Most recently, Griffin served as the fire training officer at the Forest Service’s Northern California Operations center, where he provided regional oversight for training programs, supervised workforce development initiatives, and recommended changes to programs and policy at both regional and national levels. His success depended upon strong cooperation with other regions, as well as federal, state, and local agencies and stakeholders.
“I’m honored to have this opportunity help lead the fire program at Lassen National Forest,” said Griffin. “I look forward to working with both the Forest and our cooperators to advance an already strong program to protect the region’s natural resources.”
Lassen National Forest lies at the Crossroads of California, where the granite of the Sierra Nevada, the lava of the Cascades and the Modoc Plateau, and the sagebrush of the Great Basin meet. The Forest is managed for recreational access as well as timber and firewood, forage for livestock, water, minerals, and other natural resources. For more information, call (530)257-2151 or visit www.fs.usda.gov/lassen.
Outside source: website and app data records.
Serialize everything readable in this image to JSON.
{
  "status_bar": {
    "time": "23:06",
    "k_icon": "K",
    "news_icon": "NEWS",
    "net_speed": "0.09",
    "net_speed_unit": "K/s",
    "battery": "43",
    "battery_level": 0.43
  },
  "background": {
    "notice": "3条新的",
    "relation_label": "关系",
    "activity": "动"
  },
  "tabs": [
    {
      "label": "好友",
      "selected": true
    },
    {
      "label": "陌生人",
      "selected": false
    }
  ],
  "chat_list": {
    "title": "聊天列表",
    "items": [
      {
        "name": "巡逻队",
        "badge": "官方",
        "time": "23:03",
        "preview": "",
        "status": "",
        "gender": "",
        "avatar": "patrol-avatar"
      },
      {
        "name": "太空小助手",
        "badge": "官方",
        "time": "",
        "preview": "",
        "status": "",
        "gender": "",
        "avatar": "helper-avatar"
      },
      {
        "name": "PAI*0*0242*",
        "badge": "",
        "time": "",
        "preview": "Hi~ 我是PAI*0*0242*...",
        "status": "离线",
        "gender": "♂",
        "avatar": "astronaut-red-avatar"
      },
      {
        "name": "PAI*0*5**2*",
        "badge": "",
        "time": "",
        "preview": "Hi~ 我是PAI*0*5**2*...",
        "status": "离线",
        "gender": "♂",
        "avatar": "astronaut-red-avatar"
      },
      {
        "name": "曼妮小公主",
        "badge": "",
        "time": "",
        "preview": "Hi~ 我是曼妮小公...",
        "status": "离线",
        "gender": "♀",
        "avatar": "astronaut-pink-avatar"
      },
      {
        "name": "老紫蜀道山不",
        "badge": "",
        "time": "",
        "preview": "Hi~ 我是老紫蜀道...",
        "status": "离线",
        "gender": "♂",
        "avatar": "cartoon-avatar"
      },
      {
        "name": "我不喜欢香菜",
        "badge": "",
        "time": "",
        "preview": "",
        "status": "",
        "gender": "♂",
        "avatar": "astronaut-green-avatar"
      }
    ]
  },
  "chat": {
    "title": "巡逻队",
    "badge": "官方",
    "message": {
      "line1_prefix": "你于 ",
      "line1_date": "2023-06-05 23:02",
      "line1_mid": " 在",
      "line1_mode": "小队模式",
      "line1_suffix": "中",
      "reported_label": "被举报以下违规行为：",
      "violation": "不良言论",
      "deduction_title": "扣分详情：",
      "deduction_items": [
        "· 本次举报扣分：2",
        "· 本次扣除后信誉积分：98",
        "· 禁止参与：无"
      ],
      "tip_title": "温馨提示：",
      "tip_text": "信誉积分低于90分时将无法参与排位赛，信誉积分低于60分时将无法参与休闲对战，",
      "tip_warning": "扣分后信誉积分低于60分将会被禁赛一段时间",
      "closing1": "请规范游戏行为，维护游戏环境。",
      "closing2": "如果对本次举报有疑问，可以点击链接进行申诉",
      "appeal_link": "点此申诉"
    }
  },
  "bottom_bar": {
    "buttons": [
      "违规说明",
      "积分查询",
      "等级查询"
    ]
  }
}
The mission of the U.S. Forest Service, part U.S. Department of Agriculture, is to sustain the health, diversity and productivity of the nation's forests and grasslands to meet the needs of present and future generations. The agency manages 193 million acres of public land, provides assistance to state and private landowners, and maintains the largest forestry research organization in the world. Public lands the Forest Service manages contribute more than $13 billion to the economy each year through visitor spending alone. Those same lands provide 20 percent of the nation's clean water supply, a value estimated at $7.2 billion per year. The agency has either a direct or indirect role in stewardship of about 80 percent of the 850 million forested acres within the U.S., of which 100 million acres are urban forests where most Americans live.